THE DATA =
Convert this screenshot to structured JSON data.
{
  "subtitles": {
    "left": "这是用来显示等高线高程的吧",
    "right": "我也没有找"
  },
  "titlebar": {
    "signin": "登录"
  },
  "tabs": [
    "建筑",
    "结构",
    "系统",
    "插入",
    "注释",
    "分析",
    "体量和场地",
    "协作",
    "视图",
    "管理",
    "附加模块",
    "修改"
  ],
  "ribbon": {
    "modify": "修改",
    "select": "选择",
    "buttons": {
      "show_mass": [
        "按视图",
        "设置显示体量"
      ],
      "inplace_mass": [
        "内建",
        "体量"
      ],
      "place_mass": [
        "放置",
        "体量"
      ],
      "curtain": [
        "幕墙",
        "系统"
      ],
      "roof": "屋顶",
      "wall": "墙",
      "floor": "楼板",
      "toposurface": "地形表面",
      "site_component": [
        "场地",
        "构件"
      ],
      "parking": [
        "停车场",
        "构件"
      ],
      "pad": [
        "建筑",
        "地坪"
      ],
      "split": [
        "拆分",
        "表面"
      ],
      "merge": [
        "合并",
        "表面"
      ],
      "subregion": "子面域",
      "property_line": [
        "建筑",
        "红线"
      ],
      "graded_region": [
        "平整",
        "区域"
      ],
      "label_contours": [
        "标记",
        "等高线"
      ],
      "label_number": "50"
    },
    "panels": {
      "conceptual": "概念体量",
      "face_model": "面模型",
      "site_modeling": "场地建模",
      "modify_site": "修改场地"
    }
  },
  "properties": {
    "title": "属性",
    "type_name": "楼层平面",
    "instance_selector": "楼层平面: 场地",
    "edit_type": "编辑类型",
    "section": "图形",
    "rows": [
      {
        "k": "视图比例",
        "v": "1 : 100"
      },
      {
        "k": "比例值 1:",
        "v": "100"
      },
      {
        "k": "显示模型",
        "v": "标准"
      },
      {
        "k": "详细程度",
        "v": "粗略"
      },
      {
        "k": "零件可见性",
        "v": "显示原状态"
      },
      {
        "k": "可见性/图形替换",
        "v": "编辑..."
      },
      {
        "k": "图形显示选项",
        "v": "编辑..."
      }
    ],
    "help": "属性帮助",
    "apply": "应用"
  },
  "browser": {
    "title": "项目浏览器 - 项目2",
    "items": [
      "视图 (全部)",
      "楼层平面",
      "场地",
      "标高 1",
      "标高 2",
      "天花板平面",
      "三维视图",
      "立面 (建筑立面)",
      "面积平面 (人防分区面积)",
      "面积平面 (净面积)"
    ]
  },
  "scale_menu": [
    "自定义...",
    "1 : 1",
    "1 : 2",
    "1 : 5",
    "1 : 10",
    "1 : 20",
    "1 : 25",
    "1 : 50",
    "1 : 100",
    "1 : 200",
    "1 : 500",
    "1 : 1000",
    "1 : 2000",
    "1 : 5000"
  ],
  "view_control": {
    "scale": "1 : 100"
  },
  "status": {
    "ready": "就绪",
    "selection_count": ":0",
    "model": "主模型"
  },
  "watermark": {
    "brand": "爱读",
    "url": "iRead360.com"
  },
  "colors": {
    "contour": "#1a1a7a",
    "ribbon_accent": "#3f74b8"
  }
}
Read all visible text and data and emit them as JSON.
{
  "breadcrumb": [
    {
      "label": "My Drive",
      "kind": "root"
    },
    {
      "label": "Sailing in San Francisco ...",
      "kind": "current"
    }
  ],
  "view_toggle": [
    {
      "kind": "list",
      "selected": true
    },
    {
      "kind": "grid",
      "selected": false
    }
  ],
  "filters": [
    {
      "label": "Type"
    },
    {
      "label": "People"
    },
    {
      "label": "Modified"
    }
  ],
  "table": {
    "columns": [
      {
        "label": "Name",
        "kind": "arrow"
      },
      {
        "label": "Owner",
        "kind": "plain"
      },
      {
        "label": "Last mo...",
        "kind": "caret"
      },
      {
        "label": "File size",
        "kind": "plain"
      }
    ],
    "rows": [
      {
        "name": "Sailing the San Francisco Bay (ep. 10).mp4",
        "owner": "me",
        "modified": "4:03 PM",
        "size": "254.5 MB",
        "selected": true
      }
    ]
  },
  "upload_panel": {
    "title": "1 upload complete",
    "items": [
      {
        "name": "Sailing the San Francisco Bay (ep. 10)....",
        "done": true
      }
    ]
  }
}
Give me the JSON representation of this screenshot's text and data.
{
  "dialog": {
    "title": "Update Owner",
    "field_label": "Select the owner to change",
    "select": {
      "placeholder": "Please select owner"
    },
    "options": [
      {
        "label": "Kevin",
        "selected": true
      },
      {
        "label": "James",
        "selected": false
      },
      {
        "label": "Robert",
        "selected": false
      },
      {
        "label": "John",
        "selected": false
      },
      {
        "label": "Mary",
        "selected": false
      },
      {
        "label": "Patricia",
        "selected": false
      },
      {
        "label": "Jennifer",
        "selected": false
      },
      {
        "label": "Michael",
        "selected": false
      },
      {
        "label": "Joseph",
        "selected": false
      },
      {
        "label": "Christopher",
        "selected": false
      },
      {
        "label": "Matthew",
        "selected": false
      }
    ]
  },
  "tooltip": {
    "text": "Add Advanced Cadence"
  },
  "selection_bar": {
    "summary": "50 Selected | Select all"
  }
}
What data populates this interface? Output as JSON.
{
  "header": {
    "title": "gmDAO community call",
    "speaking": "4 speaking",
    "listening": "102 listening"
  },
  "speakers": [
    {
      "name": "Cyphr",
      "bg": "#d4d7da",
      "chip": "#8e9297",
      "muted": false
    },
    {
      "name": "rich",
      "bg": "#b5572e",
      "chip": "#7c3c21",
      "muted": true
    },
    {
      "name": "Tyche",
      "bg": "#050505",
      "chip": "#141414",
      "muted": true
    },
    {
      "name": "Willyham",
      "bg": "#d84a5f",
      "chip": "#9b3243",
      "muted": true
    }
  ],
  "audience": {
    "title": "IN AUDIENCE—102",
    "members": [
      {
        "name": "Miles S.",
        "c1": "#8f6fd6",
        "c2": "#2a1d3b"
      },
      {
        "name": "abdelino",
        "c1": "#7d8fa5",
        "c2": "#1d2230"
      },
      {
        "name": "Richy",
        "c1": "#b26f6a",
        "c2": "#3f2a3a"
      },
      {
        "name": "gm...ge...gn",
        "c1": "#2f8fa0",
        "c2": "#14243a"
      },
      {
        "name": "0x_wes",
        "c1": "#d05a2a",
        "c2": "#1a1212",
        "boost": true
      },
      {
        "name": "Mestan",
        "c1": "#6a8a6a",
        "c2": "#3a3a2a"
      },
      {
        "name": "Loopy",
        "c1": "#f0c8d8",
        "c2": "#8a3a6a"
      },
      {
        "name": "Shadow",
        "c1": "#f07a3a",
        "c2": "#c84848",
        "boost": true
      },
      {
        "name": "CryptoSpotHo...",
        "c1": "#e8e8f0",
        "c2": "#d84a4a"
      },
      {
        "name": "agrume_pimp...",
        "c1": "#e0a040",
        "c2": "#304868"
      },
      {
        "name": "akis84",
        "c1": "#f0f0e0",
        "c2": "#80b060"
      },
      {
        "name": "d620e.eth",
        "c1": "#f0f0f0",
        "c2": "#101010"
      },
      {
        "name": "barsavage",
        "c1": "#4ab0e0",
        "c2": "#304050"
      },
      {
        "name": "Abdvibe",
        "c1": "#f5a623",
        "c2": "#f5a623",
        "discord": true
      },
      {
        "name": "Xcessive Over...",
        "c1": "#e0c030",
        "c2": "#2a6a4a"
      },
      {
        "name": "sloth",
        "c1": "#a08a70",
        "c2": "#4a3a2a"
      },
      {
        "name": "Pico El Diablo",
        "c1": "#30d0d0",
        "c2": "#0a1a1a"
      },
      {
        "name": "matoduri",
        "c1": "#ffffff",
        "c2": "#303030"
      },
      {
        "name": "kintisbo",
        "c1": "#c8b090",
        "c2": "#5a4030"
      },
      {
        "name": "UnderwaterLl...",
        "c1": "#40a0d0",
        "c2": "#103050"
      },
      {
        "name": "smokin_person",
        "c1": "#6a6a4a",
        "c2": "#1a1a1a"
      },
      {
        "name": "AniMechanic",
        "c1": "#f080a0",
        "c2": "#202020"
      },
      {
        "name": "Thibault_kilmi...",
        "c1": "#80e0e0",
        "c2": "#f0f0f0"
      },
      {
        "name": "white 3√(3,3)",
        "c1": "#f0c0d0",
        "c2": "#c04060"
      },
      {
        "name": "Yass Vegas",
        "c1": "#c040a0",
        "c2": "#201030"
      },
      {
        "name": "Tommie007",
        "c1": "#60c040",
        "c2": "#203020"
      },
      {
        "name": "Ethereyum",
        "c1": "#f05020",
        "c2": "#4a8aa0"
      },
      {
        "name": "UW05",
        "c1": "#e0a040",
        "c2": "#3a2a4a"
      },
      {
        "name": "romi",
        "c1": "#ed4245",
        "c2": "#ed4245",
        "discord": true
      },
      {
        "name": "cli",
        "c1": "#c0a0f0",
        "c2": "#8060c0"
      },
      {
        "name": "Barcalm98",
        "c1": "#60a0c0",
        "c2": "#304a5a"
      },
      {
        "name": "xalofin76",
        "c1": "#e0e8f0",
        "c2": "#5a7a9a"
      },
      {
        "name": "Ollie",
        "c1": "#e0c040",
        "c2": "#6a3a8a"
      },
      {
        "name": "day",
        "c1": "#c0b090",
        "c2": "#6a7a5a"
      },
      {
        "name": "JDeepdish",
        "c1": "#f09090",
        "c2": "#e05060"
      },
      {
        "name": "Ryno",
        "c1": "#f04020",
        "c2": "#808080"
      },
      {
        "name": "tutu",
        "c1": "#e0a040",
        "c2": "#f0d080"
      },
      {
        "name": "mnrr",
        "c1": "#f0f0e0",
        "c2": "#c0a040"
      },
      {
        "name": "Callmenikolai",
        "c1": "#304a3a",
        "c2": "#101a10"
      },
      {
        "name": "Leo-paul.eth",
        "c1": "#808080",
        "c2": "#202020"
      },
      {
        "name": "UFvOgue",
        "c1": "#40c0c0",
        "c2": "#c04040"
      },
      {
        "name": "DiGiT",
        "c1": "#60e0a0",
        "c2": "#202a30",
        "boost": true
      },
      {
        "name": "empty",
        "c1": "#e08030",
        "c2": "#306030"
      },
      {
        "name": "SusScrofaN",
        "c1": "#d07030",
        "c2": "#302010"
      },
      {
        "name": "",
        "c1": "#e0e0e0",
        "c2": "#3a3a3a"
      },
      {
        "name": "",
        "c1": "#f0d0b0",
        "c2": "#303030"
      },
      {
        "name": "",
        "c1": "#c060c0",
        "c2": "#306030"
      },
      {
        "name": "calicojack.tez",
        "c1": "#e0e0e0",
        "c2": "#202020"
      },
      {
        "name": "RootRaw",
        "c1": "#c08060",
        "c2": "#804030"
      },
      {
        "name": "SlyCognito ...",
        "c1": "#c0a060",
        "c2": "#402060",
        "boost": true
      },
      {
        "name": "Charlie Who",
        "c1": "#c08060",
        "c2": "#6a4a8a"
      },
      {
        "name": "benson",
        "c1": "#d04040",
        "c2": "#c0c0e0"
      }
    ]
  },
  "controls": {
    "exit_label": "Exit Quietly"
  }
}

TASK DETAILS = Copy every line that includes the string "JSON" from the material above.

ANSWER =
Convert this screenshot to structured JSON data.
Read all visible text and data and emit them as JSON.
Give me the JSON representation of this screenshot's text and data.
What data populates this interface? Output as JSON.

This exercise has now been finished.